Task material:
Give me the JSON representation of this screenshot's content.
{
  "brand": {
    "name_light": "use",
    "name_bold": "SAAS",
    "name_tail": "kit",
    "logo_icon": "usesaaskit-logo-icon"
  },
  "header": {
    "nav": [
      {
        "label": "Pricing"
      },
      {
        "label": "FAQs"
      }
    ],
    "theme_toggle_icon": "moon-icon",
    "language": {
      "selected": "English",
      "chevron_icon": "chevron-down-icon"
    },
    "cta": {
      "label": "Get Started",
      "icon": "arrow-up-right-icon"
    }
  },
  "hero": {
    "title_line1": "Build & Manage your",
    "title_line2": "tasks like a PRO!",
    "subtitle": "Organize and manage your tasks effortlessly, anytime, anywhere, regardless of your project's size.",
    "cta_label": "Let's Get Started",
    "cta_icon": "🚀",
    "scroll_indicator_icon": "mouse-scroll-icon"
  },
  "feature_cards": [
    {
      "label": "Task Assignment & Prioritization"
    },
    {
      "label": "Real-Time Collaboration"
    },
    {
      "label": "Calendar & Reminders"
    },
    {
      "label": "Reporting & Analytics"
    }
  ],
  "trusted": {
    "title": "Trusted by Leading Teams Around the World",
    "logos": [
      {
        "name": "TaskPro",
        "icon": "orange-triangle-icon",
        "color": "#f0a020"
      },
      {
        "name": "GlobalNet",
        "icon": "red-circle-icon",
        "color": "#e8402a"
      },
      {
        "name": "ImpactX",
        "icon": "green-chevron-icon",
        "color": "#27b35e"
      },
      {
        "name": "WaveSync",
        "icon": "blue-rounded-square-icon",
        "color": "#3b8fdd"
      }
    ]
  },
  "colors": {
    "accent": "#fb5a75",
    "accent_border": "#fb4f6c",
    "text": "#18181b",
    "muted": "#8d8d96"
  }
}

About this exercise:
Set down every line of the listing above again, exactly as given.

Task result:
Give me the JSON representation of this screenshot's content.
{
  "brand": {
    "name_light": "use",
    "name_bold": "SAAS",
    "name_tail": "kit",
    "logo_icon": "usesaaskit-logo-icon"
  },
  "header": {
    "nav": [
      {
        "label": "Pricing"
      },
      {
        "label": "FAQs"
      }
    ],
    "theme_toggle_icon": "moon-icon",
    "language": {
      "selected": "English",
      "chevron_icon": "chevron-down-icon"
    },
    "cta": {
      "label": "Get Started",
      "icon": "arrow-up-right-icon"
    }
  },
  "hero": {
    "title_line1": "Build & Manage your",
    "title_line2": "tasks like a PRO!",
    "subtitle": "Organize and manage your tasks effortlessly, anytime, anywhere, regardless of your project's size.",
    "cta_label": "Let's Get Started",
    "cta_icon": "🚀",
    "scroll_indicator_icon": "mouse-scroll-icon"
  },
  "feature_cards": [
    {
      "label": "Task Assignment & Prioritization"
    },
    {
      "label": "Real-Time Collaboration"
    },
    {
      "label": "Calendar & Reminders"
    },
    {
      "label": "Reporting & Analytics"
    }
  ],
  "trusted": {
    "title": "Trusted by Leading Teams Around the World",
    "logos": [
      {
        "name": "TaskPro",
        "icon": "orange-triangle-icon",
        "color": "#f0a020"
      },
      {
        "name": "GlobalNet",
        "icon": "red-circle-icon",
        "color": "#e8402a"
      },
      {
        "name": "ImpactX",
        "icon": "green-chevron-icon",
        "color": "#27b35e"
      },
      {
        "name": "WaveSync",
        "icon": "blue-rounded-square-icon",
        "color": "#3b8fdd"
      }
    ]
  },
  "colors": {
    "accent": "#fb5a75",
    "accent_border": "#fb4f6c",
    "text": "#18181b",
    "muted": "#8d8d96"
  }
}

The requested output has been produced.